**Brief:** Scan the entries for lines with the word "user", then copy those lines.

**Supplied data:**
┌──

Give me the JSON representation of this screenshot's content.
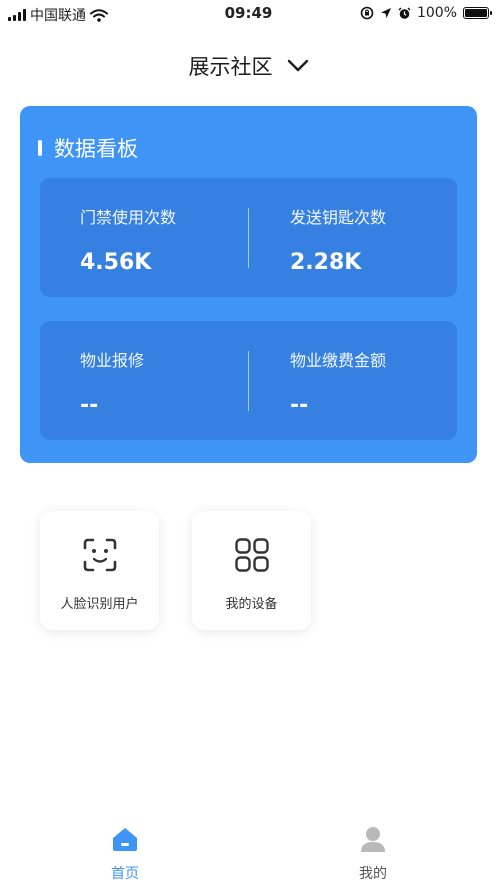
{
  "status_bar": {
    "carrier": "中国联通",
    "time": "09:49",
    "battery": "100%",
    "battery_level": 1.0
  },
  "header": {
    "title": "展示社区",
    "dropdown_icon": "chevron-down-icon"
  },
  "dashboard": {
    "title": "数据看板",
    "background_color": "#3e95f5",
    "stats": [
      {
        "label": "门禁使用次数",
        "value": "4.56K"
      },
      {
        "label": "发送钥匙次数",
        "value": "2.28K"
      },
      {
        "label": "物业报修",
        "value": "--"
      },
      {
        "label": "物业缴费金额",
        "value": "--"
      }
    ]
  },
  "shortcuts": [
    {
      "label": "人脸识别用户",
      "icon": "face-scan-icon"
    },
    {
      "label": "我的设备",
      "icon": "grid-icon"
    }
  ],
  "tabbar": {
    "active_color": "#3e95f5",
    "items": [
      {
        "label": "首页",
        "icon": "home-icon",
        "active": true
      },
      {
        "label": "我的",
        "icon": "user-icon",
        "active": false
      }
    ]
  }
}
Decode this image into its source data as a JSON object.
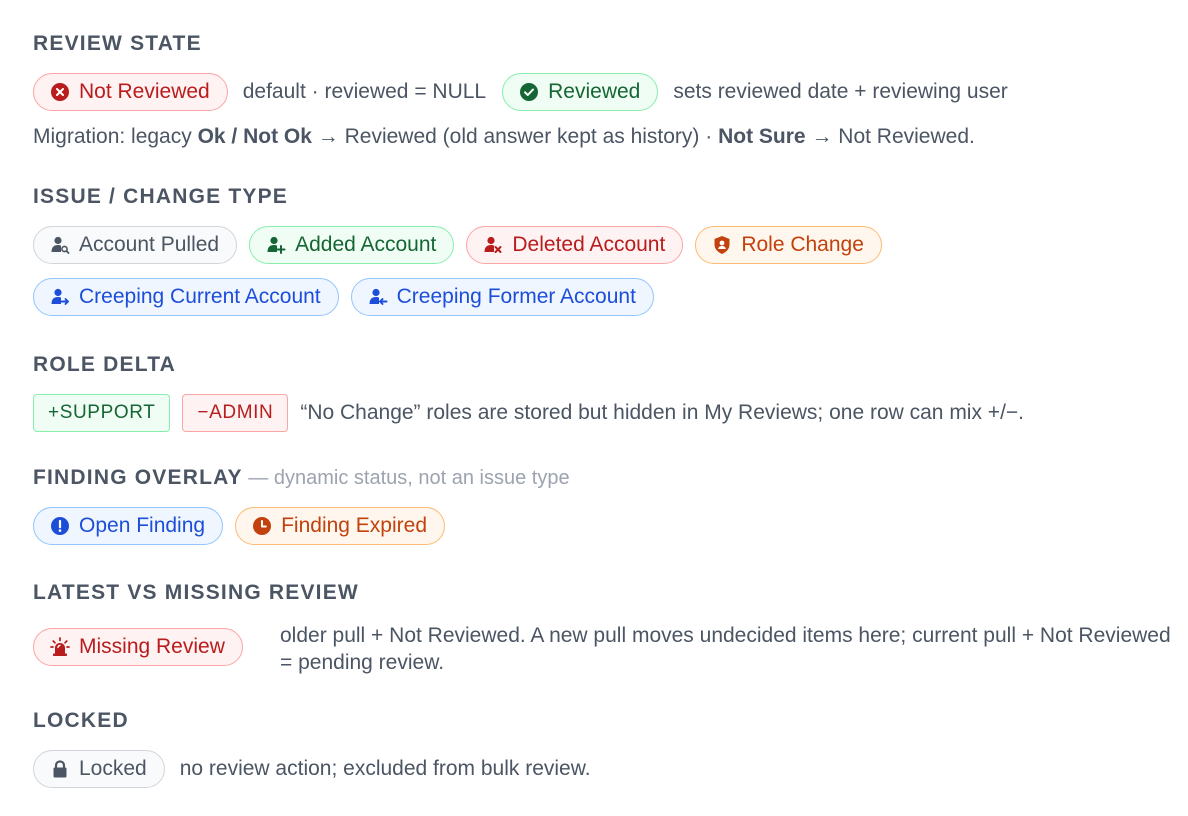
{
  "review_state": {
    "heading": "REVIEW STATE",
    "not_reviewed_label": "Not Reviewed",
    "not_reviewed_note": "default · reviewed = NULL",
    "reviewed_label": "Reviewed",
    "reviewed_note": "sets reviewed date + reviewing user",
    "migration": {
      "prefix": "Migration: legacy ",
      "legacy_values": "Ok / Not Ok",
      "arrow_one": " → Reviewed (old answer kept as history) · ",
      "not_sure": "Not Sure",
      "arrow_two": " → Not Reviewed."
    }
  },
  "issue_type": {
    "heading": "ISSUE / CHANGE TYPE",
    "pills": [
      {
        "label": "Account Pulled",
        "color": "gray",
        "icon": "user-search-icon"
      },
      {
        "label": "Added Account",
        "color": "green",
        "icon": "user-plus-icon"
      },
      {
        "label": "Deleted Account",
        "color": "red",
        "icon": "user-x-icon"
      },
      {
        "label": "Role Change",
        "color": "orange",
        "icon": "shield-user-icon"
      },
      {
        "label": "Creeping Current Account",
        "color": "blue",
        "icon": "user-arrow-right-icon"
      },
      {
        "label": "Creeping Former Account",
        "color": "blue",
        "icon": "user-arrow-left-icon"
      }
    ]
  },
  "role_delta": {
    "heading": "ROLE DELTA",
    "plus_tag": "+SUPPORT",
    "minus_tag": "−ADMIN",
    "note": "“No Change” roles are stored but hidden in My Reviews; one row can mix +/−."
  },
  "finding_overlay": {
    "heading": "FINDING OVERLAY",
    "subheading": " — dynamic status, not an issue type",
    "open_label": "Open Finding",
    "expired_label": "Finding Expired"
  },
  "latest_vs_missing": {
    "heading": "LATEST VS MISSING REVIEW",
    "missing_label": "Missing Review",
    "note": "older pull + Not Reviewed. A new pull moves undecided items here; current pull + Not Reviewed = pending review."
  },
  "locked": {
    "heading": "LOCKED",
    "label": "Locked",
    "note": "no review action; excluded from bulk review."
  },
  "colors": {
    "red": "#b91c1c",
    "green": "#166534",
    "gray": "#4b5563",
    "orange": "#c2410c",
    "blue": "#1d4ed8"
  }
}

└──

**Result of this task:**
        "icon": "user-icon",
    "reviewed_note": "sets reviewed date + reviewing user",
        "icon": "user-search-icon"
        "icon": "user-plus-icon"
        "icon": "user-x-icon"
        "icon": "shield-user-icon"
        "icon": "user-arrow-right-icon"
        "icon": "user-arrow-left-icon"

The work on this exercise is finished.